[6] Perhaps because the word ‘philosophia’ is feminine; but note that Socrates likens his task to that of a midwife.

[7] Louise Antony’s seminal paper from 2012 maps the terrain and clearly sets out the issues; she also refutes a lot of the claims by Buckwalter & Stich. Interested readers might also want to look at Helen Beebee & Anne-Marie McCallion’s paper ’In Defence of Different Voices’ (2020): https://doi.org/10.5840/symposion20207213. Beebee & McCallion try to reframe the Different Voices model as a “metaphilosophical project,” in order to take the sting out of Antony’s critique.

[8] Although in print there are the odd cases where things get out of hand. One scholar, with reference to an ongoing disagreement, alluded to the image of two gunslingers meeting on the high street at noon to finally battle it out. I did enjoy reading the High Noon passage, and I admit to enjoying Isaiah Berlin’s essay on Rousseau, where he calls him a “lunatic” (among other things), and so did my high school students, because here is a philosopher who did what we were not supposed to do in philosophy: name calling.

[9] For a recent example, see here: 


[10] This report on harassment (at a Dutch university) makes for interesting reading: https://www.rug.nl/research/young-academy/files/yag-report-harassment-at-the-ug.pdf 

[11] Interestingly, in the penultimate sentence of her essay Antony also uses the term ‘ammunition’.

[12] If the reader has doubts about this, then have a look at this young martial artist: https://www.youtube.com/watch?v=65QCHZDXKmA.

[13] There is another problem that Audrey Yap identified: in martial arts, but also in contact sports, girls ‘must be comfortable with using their bodies instrumentally, and see themselves as being able to act on the bodies of others’. Boys are encouraged to do so from early on.

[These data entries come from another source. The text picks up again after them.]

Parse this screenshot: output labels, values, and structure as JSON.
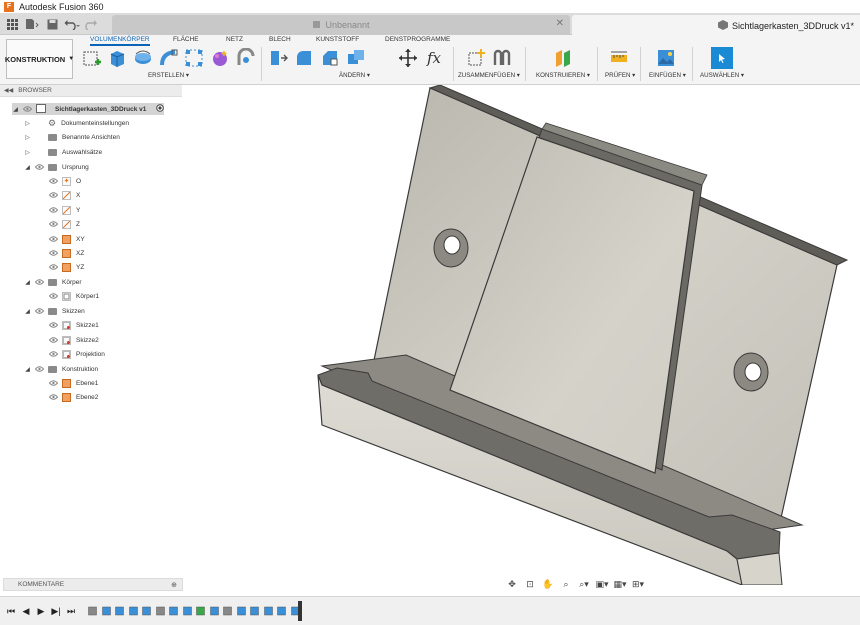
{
  "window": {
    "title": "Autodesk Fusion 360",
    "logo_letter": "F"
  },
  "quick_access": {
    "grid_icon": "grid-icon",
    "file_icon": "file-icon",
    "save_icon": "save-icon",
    "undo_icon": "undo-icon",
    "redo_icon": "redo-icon"
  },
  "tabs": {
    "inactive_label": "Unbenannt",
    "active_label": "Sichtlagerkasten_3DDruck v1*"
  },
  "ribbon": {
    "workspace": "KONSTRUKTION",
    "tabs": [
      "VOLUMENKÖRPER",
      "FLÄCHE",
      "NETZ",
      "BLECH",
      "KUNSTSTOFF",
      "DENSTPROGRAMME"
    ],
    "groups": [
      "ERSTELLEN",
      "ÄNDERN",
      "ZUSAMMENFÜGEN",
      "KONSTRUIEREN",
      "PRÜFEN",
      "EINFÜGEN",
      "AUSWÄHLEN"
    ]
  },
  "browser": {
    "title": "BROWSER",
    "rows": [
      {
        "label": "Sichtlagerkasten_3DDruck v1",
        "selected": true
      },
      {
        "label": "Dokumenteinstellungen"
      },
      {
        "label": "Benannte Ansichten"
      },
      {
        "label": "Auswahlsätze"
      },
      {
        "label": "Ursprung"
      },
      {
        "label": "O"
      },
      {
        "label": "X"
      },
      {
        "label": "Y"
      },
      {
        "label": "Z"
      },
      {
        "label": "XY"
      },
      {
        "label": "XZ"
      },
      {
        "label": "YZ"
      },
      {
        "label": "Körper"
      },
      {
        "label": "Körper1"
      },
      {
        "label": "Skizzen"
      },
      {
        "label": "Skizze1"
      },
      {
        "label": "Skizze2"
      },
      {
        "label": "Projektion"
      },
      {
        "label": "Konstruktion"
      },
      {
        "label": "Ebene1"
      },
      {
        "label": "Ebene2"
      }
    ]
  },
  "comments": {
    "label": "KOMMENTARE"
  },
  "colors": {
    "accent": "#0a64b8",
    "model_face": "#c8c6bd",
    "model_edge": "#3a3a3a",
    "model_dark": "#6b6a64"
  }
}
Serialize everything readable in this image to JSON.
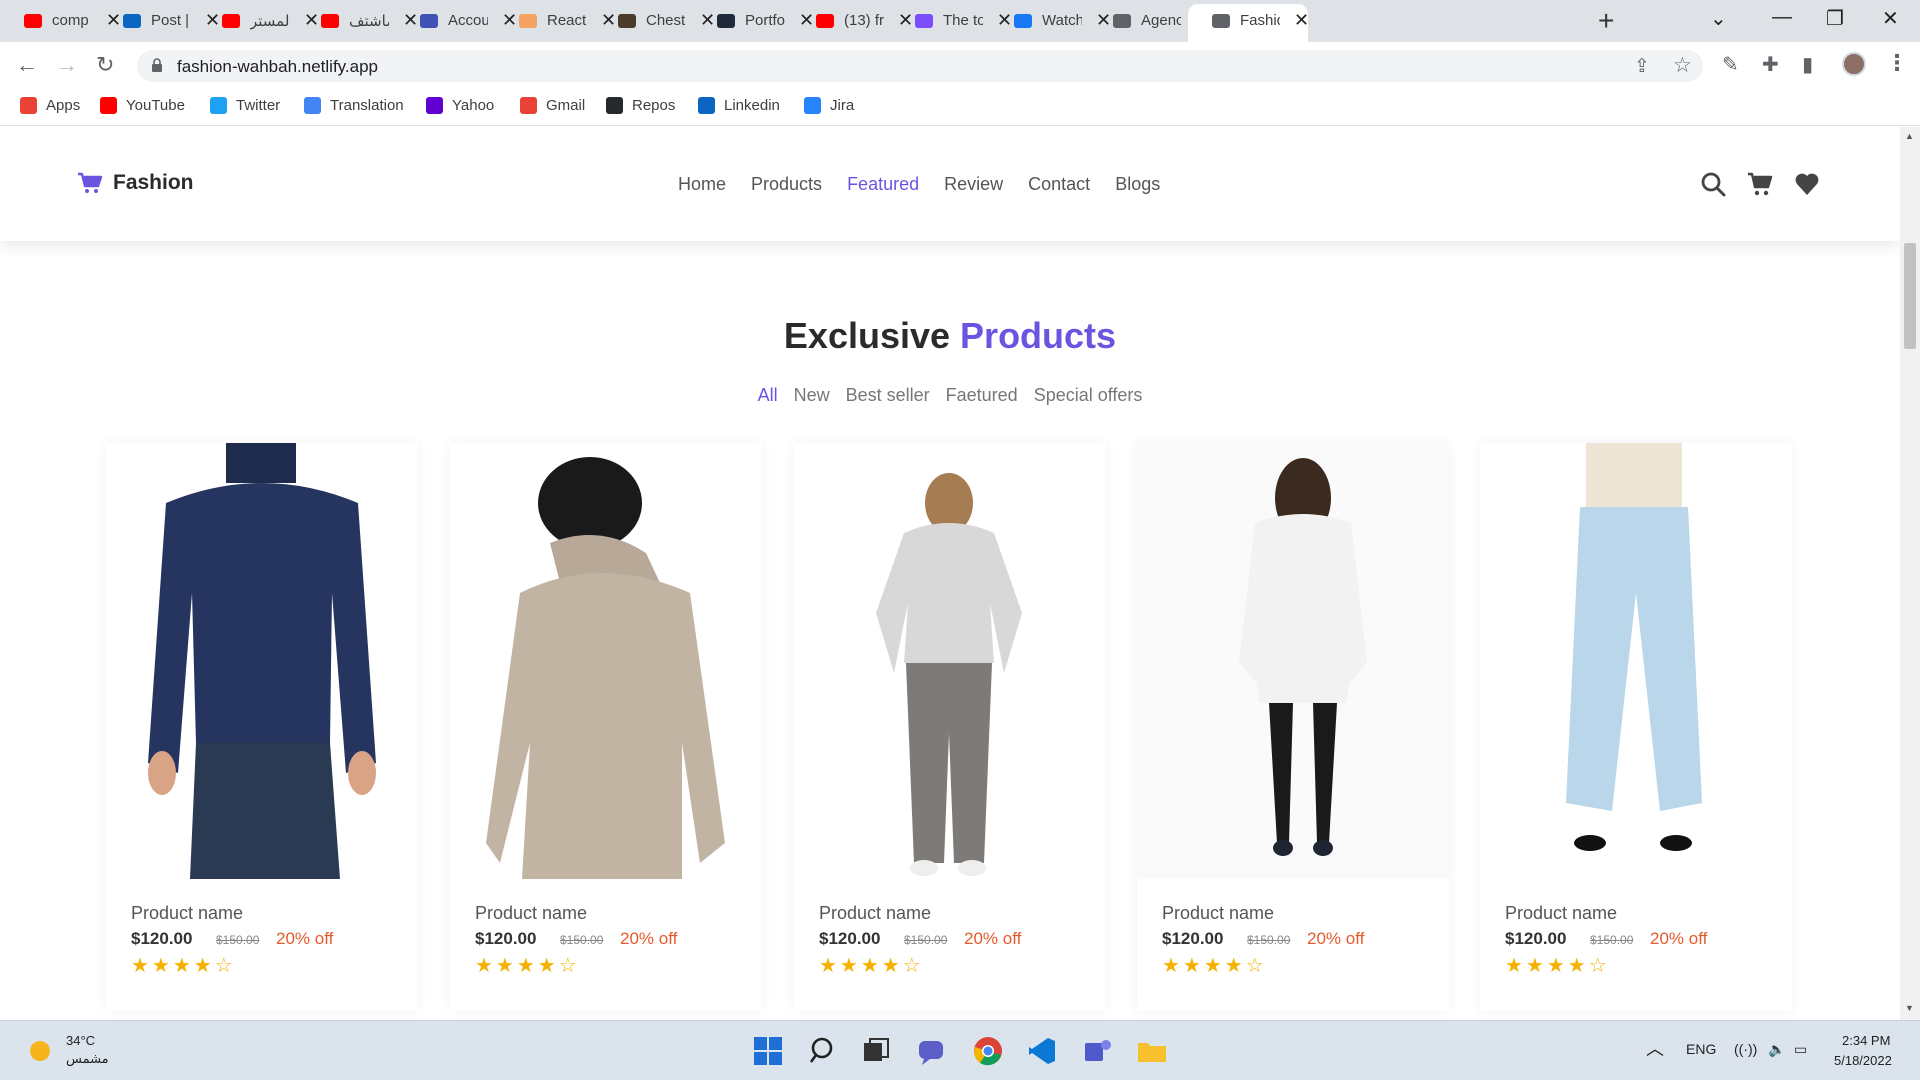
{
  "browser": {
    "tabs": [
      {
        "title": "comp",
        "color": "#ff0000"
      },
      {
        "title": "Post |",
        "color": "#0a66c2"
      },
      {
        "title": "المستر",
        "color": "#ff0000"
      },
      {
        "title": "ماشتف",
        "color": "#ff0000"
      },
      {
        "title": "Accou",
        "color": "#3f51b5"
      },
      {
        "title": "React",
        "color": "#f4a261"
      },
      {
        "title": "Chest",
        "color": "#4a3b2b"
      },
      {
        "title": "Portfo",
        "color": "#1e2a3a"
      },
      {
        "title": "(13) fr",
        "color": "#ff0000"
      },
      {
        "title": "The to",
        "color": "#7c4dff"
      },
      {
        "title": "Watch",
        "color": "#1877f2"
      },
      {
        "title": "Agenc",
        "color": "#5f6368"
      },
      {
        "title": "Fashic",
        "color": "#5f6368"
      }
    ],
    "close_glyph": "✕",
    "new_tab_glyph": "+",
    "url": "fashion-wahbah.netlify.app",
    "bookmarks": [
      {
        "label": "Apps",
        "color": "#ea4335"
      },
      {
        "label": "YouTube",
        "color": "#ff0000"
      },
      {
        "label": "Twitter",
        "color": "#1da1f2"
      },
      {
        "label": "Translation",
        "color": "#4285f4"
      },
      {
        "label": "Yahoo",
        "color": "#6001d2"
      },
      {
        "label": "Gmail",
        "color": "#ea4335"
      },
      {
        "label": "Repos",
        "color": "#24292e"
      },
      {
        "label": "Linkedin",
        "color": "#0a66c2"
      },
      {
        "label": "Jira",
        "color": "#2684ff"
      }
    ]
  },
  "site": {
    "logo_text": "Fashion",
    "nav": [
      {
        "label": "Home",
        "active": false
      },
      {
        "label": "Products",
        "active": false
      },
      {
        "label": "Featured",
        "active": true
      },
      {
        "label": "Review",
        "active": false
      },
      {
        "label": "Contact",
        "active": false
      },
      {
        "label": "Blogs",
        "active": false
      }
    ],
    "accent_color": "#6b55e0",
    "section_title": {
      "main": "Exclusive",
      "accent": "Products"
    },
    "filters": [
      {
        "label": "All",
        "active": true
      },
      {
        "label": "New",
        "active": false
      },
      {
        "label": "Best seller",
        "active": false
      },
      {
        "label": "Faetured",
        "active": false
      },
      {
        "label": "Special offers",
        "active": false
      }
    ],
    "products": [
      {
        "name": "Product name",
        "price": "$120.00",
        "old_price": "$150.00",
        "discount": "20% off",
        "stars": "★★★★☆",
        "rating": 4
      },
      {
        "name": "Product name",
        "price": "$120.00",
        "old_price": "$150.00",
        "discount": "20% off",
        "stars": "★★★★☆",
        "rating": 4
      },
      {
        "name": "Product name",
        "price": "$120.00",
        "old_price": "$150.00",
        "discount": "20% off",
        "stars": "★★★★☆",
        "rating": 4
      },
      {
        "name": "Product name",
        "price": "$120.00",
        "old_price": "$150.00",
        "discount": "20% off",
        "stars": "★★★★☆",
        "rating": 4
      },
      {
        "name": "Product name",
        "price": "$120.00",
        "old_price": "$150.00",
        "discount": "20% off",
        "stars": "★★★★☆",
        "rating": 4
      }
    ]
  },
  "taskbar": {
    "temperature": "34°C",
    "weather_desc": "مشمس",
    "language": "ENG",
    "time": "2:34 PM",
    "date": "5/18/2022"
  }
}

[14] See Phyllis Rooney’s paper ‘Gendered Reason: Sex Metaphor and Conceptions of Reason’ from 1991.